By Nichole Royer
That’s right, I show rats. No not cats,
Rats, and Mice too!
People are usually very surprised when they hear what I do with my spare time. Actually, showing rats and mice is not all that unusual of a hobby, and it’s gaining in popularity every year.
Often just mentioning the word rat or mouse is enough to give many people goose bumps. Into their minds pop visions of dirty, little disease carrying rodents who attack babies and live in sewers. There are few animals as misunderstood, and often the media doesn’t help.
It is true that in their wild state rodents can cause problems; however, the ones many people chose to have as companions are truly domesticated animals and make wonderful pets. They are inexpensive to house, easy to care for, affectionate to their owners, and very intelligent. Rats are so smart that you can teach them any trick you can teach a dog (and often the rat will learn it faster).
Everyone knows there are white rats and mice, but how about Blue, or Lilac, or even ones marked like a Siamese cat? Starting with the original “wild” brown, fanciers have bred a whole rainbow of colors. In fact, there are over 30 recognized colors, and many more combinations of markings and coat types. There are Long Haired mice, Satin mice, Tailless rats, rats with different colored eyes, and there are even rats and mice that have no hair.
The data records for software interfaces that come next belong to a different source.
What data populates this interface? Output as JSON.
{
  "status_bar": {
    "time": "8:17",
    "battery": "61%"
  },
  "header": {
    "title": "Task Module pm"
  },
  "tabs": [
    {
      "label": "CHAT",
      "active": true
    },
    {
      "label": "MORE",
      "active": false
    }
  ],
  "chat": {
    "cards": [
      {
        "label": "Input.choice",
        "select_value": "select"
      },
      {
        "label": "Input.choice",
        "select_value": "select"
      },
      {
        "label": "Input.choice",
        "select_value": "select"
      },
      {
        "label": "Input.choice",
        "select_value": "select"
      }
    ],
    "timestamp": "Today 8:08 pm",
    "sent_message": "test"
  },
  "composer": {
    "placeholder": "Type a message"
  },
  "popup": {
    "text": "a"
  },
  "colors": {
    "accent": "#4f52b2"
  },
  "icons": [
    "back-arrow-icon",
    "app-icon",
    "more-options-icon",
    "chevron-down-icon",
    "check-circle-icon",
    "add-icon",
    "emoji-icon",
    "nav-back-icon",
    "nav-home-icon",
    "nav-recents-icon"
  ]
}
The first show which included classes for rats as show exhibition animals, or “Fancy Rats,” was staged in the early 1900s in England. These shows were an offshoot of the already very popular mouse clubs in existence at that time. Since then, the popularity of rats and mice has steadily grown, and today there are clubs and organizations around the world promoting these curious little creatures both as pets and show animals. As people have less time, money, and space, they are turning to hobbies which offer them the same rewards but fit better into their lifestyles. For this reason the popularity of rats and mice as companions and show animals is skyrocketing.
Rat and mouse shows are very similar to cat, rabbit, cavy, or dog shows. The organization holding the show recognizes an official standard for each type of rat or mouse, and trains judges to evaluate animals based upon that standard. Fanciers breed animals to conform as closely as possible to these standards, and the best of these animals compete for the prestigious title of Best Rat or Mouse In Show. Most shows also include other classes such as Best Youth Rat (judged on the same criteria as the regular classes), Most Matched Pair, and Stud Buck. All shows have pet classes for kids and adults, which are open to all animals regardless of their physical qualities. Pet judges have the most difficult job, as they have to pick the animal they think is the best pet, and every animal does its best to win the judge’s heart.
The American Fancy Rat and Mouse Association (AFRMA) was founded in 1983 to promote and encourage the breeding and exhibition of fancy rats and mice, to educate the public on their positive qualities as companion animals, and to provide information on their proper care. Based in Riverside, California, AFRMA is one of the largest organizations of its kind, with over 300 members worldwide. It is a non-profit organization which holds six regular shows and two pet shows a year, all of which are open to anyone whether they are a member or not. Members receive AFRMA’s informative newsletter AFRMA Rat and Mouse Tales, along with the bylaws, a Show Regulations & Standards book, a Directory, and a membership card.